[[ Data for processing, beginning ]]

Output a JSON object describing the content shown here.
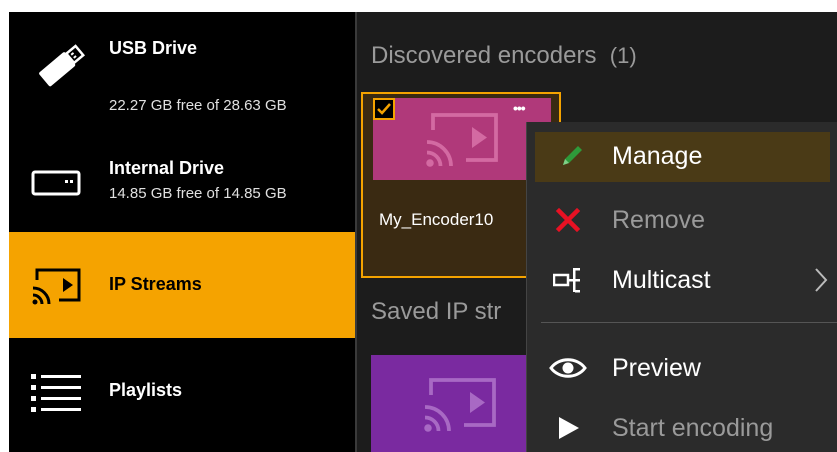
{
  "sidebar": {
    "items": [
      {
        "id": "usb",
        "title": "USB Drive",
        "subtitle": "22.27 GB free of 28.63 GB"
      },
      {
        "id": "internal",
        "title": "Internal Drive",
        "subtitle": "14.85 GB free of 14.85 GB"
      },
      {
        "id": "ip",
        "title": "IP Streams"
      },
      {
        "id": "playlists",
        "title": "Playlists"
      }
    ]
  },
  "main": {
    "discovered_title": "Discovered encoders",
    "discovered_count": "(1)",
    "encoder_name": "My_Encoder10",
    "more_label": "•••",
    "saved_title": "Saved IP str"
  },
  "menu": {
    "items": [
      {
        "label": "Manage",
        "icon": "pencil-icon"
      },
      {
        "label": "Remove",
        "icon": "close-icon"
      },
      {
        "label": "Multicast",
        "icon": "multicast-icon"
      },
      {
        "label": "Preview",
        "icon": "eye-icon"
      },
      {
        "label": "Start encoding",
        "icon": "play-icon"
      }
    ]
  },
  "colors": {
    "accent": "#f5a300",
    "tile_pink": "#b0397a",
    "tile_purple": "#7a2aa0",
    "remove_red": "#e81123",
    "pencil_green": "#2e9a3a"
  }
}
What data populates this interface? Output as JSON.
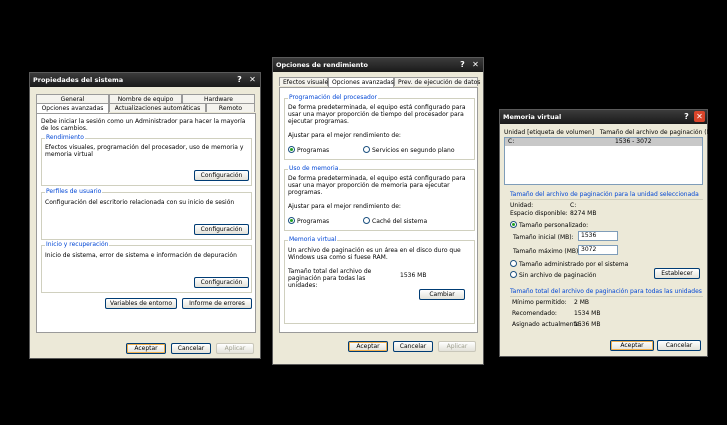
{
  "w1": {
    "title": "Propiedades del sistema",
    "tabs_row1": [
      "General",
      "Nombre de equipo",
      "Hardware"
    ],
    "tabs_row2": [
      "Opciones avanzadas",
      "Actualizaciones automáticas",
      "Remoto"
    ],
    "intro": "Debe iniciar la sesión como un Administrador para hacer la mayoría de los cambios.",
    "g1": {
      "title": "Rendimiento",
      "text": "Efectos visuales, programación del procesador, uso de memoria y memoria virtual",
      "btn": "Configuración"
    },
    "g2": {
      "title": "Perfiles de usuario",
      "text": "Configuración del escritorio relacionada con su inicio de sesión",
      "btn": "Configuración"
    },
    "g3": {
      "title": "Inicio y recuperación",
      "text": "Inicio de sistema, error de sistema e información de depuración",
      "btn": "Configuración"
    },
    "env_btn": "Variables de entorno",
    "err_btn": "Informe de errores",
    "ok": "Aceptar",
    "cancel": "Cancelar",
    "apply": "Aplicar"
  },
  "w2": {
    "title": "Opciones de rendimiento",
    "tabs": [
      "Efectos visuales",
      "Opciones avanzadas",
      "Prev. de ejecución de datos"
    ],
    "g1": {
      "title": "Programación del procesador",
      "text": "De forma predeterminada, el equipo está configurado para usar una mayor proporción de tiempo del procesador para ejecutar programas.",
      "adjust": "Ajustar para el mejor rendimiento de:",
      "opt1": "Programas",
      "opt2": "Servicios en segundo plano"
    },
    "g2": {
      "title": "Uso de memoria",
      "text": "De forma predeterminada, el equipo está configurado para usar una mayor proporción de memoria para ejecutar programas.",
      "adjust": "Ajustar para el mejor rendimiento de:",
      "opt1": "Programas",
      "opt2": "Caché del sistema"
    },
    "g3": {
      "title": "Memoria virtual",
      "text": "Un archivo de paginación es un área en el disco duro que Windows usa como si fuese RAM.",
      "total_label": "Tamaño total del archivo de paginación para todas las unidades:",
      "total_value": "1536 MB",
      "btn": "Cambiar"
    },
    "ok": "Aceptar",
    "cancel": "Cancelar",
    "apply": "Aplicar"
  },
  "w3": {
    "title": "Memoria virtual",
    "header": "Unidad [etiqueta de volumen]   Tamaño del archivo de paginación (MB)",
    "row_drive": "C:",
    "row_size": "1536 - 3072",
    "sel_title": "Tamaño del archivo de paginación para la unidad seleccionada",
    "unit_label": "Unidad:",
    "unit_val": "C:",
    "space_label": "Espacio disponible:",
    "space_val": "8274 MB",
    "custom": "Tamaño personalizado:",
    "init_label": "Tamaño inicial (MB):",
    "init_val": "1536",
    "max_label": "Tamaño máximo (MB):",
    "max_val": "3072",
    "managed": "Tamaño administrado por el sistema",
    "none": "Sin archivo de paginación",
    "set_btn": "Establecer",
    "total_title": "Tamaño total del archivo de paginación para todas las unidades",
    "min_label": "Mínimo permitido:",
    "min_val": "2 MB",
    "rec_label": "Recomendado:",
    "rec_val": "1534 MB",
    "cur_label": "Asignado actualmente:",
    "cur_val": "1536 MB",
    "ok": "Aceptar",
    "cancel": "Cancelar"
  }
}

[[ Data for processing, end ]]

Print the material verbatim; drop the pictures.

Output a JSON object describing the content shown here.
{
  "sidebar": {
    "items": [
      {
        "id": "usb",
        "title": "USB Drive",
        "subtitle": "22.27 GB free of 28.63 GB"
      },
      {
        "id": "internal",
        "title": "Internal Drive",
        "subtitle": "14.85 GB free of 14.85 GB"
      },
      {
        "id": "ip",
        "title": "IP Streams"
      },
      {
        "id": "playlists",
        "title": "Playlists"
      }
    ]
  },
  "main": {
    "discovered_title": "Discovered encoders",
    "discovered_count": "(1)",
    "encoder_name": "My_Encoder10",
    "more_label": "•••",
    "saved_title": "Saved IP str"
  },
  "menu": {
    "items": [
      {
        "label": "Manage",
        "icon": "pencil-icon"
      },
      {
        "label": "Remove",
        "icon": "close-icon"
      },
      {
        "label": "Multicast",
        "icon": "multicast-icon"
      },
      {
        "label": "Preview",
        "icon": "eye-icon"
      },
      {
        "label": "Start encoding",
        "icon": "play-icon"
      }
    ]
  },
  "colors": {
    "accent": "#f5a300",
    "tile_pink": "#b0397a",
    "tile_purple": "#7a2aa0",
    "remove_red": "#e81123",
    "pencil_green": "#2e9a3a"
  }
}
What data populates this interface? Output as JSON.
{
  "w1": {
    "title": "Propiedades del sistema",
    "tabs_row1": [
      "General",
      "Nombre de equipo",
      "Hardware"
    ],
    "tabs_row2": [
      "Opciones avanzadas",
      "Actualizaciones automáticas",
      "Remoto"
    ],
    "intro": "Debe iniciar la sesión como un Administrador para hacer la mayoría de los cambios.",
    "g1": {
      "title": "Rendimiento",
      "text": "Efectos visuales, programación del procesador, uso de memoria y memoria virtual",
      "btn": "Configuración"
    },
    "g2": {
      "title": "Perfiles de usuario",
      "text": "Configuración del escritorio relacionada con su inicio de sesión",
      "btn": "Configuración"
    },
    "g3": {
      "title": "Inicio y recuperación",
      "text": "Inicio de sistema, error de sistema e información de depuración",
      "btn": "Configuración"
    },
    "env_btn": "Variables de entorno",
    "err_btn": "Informe de errores",
    "ok": "Aceptar",
    "cancel": "Cancelar",
    "apply": "Aplicar"
  },
  "w2": {
    "title": "Opciones de rendimiento",
    "tabs": [
      "Efectos visuales",
      "Opciones avanzadas",
      "Prev. de ejecución de datos"
    ],
    "g1": {
      "title": "Programación del procesador",
      "text": "De forma predeterminada, el equipo está configurado para usar una mayor proporción de tiempo del procesador para ejecutar programas.",
      "adjust": "Ajustar para el mejor rendimiento de:",
      "opt1": "Programas",
      "opt2": "Servicios en segundo plano"
    },
    "g2": {
      "title": "Uso de memoria",
      "text": "De forma predeterminada, el equipo está configurado para usar una mayor proporción de memoria para ejecutar programas.",
      "adjust": "Ajustar para el mejor rendimiento de:",
      "opt1": "Programas",
      "opt2": "Caché del sistema"
    },
    "g3": {
      "title": "Memoria virtual",
      "text": "Un archivo de paginación es un área en el disco duro que Windows usa como si fuese RAM.",
      "total_label": "Tamaño total del archivo de paginación para todas las unidades:",
      "total_value": "1536 MB",
      "btn": "Cambiar"
    },
    "ok": "Aceptar",
    "cancel": "Cancelar",
    "apply": "Aplicar"
  },
  "w3": {
    "title": "Memoria virtual",
    "header": "Unidad [etiqueta de volumen]   Tamaño del archivo de paginación (MB)",
    "row_drive": "C:",
    "row_size": "1536 - 3072",
    "sel_title": "Tamaño del archivo de paginación para la unidad seleccionada",
    "unit_label": "Unidad:",
    "unit_val": "C:",
    "space_label": "Espacio disponible:",
    "space_val": "8274 MB",
    "custom": "Tamaño personalizado:",
    "init_label": "Tamaño inicial (MB):",
    "init_val": "1536",
    "max_label": "Tamaño máximo (MB):",
    "max_val": "3072",
    "managed": "Tamaño administrado por el sistema",
    "none": "Sin archivo de paginación",
    "set_btn": "Establecer",
    "total_title": "Tamaño total del archivo de paginación para todas las unidades",
    "min_label": "Mínimo permitido:",
    "min_val": "2 MB",
    "rec_label": "Recomendado:",
    "rec_val": "1534 MB",
    "cur_label": "Asignado actualmente:",
    "cur_val": "1536 MB",
    "ok": "Aceptar",
    "cancel": "Cancelar"
  }
}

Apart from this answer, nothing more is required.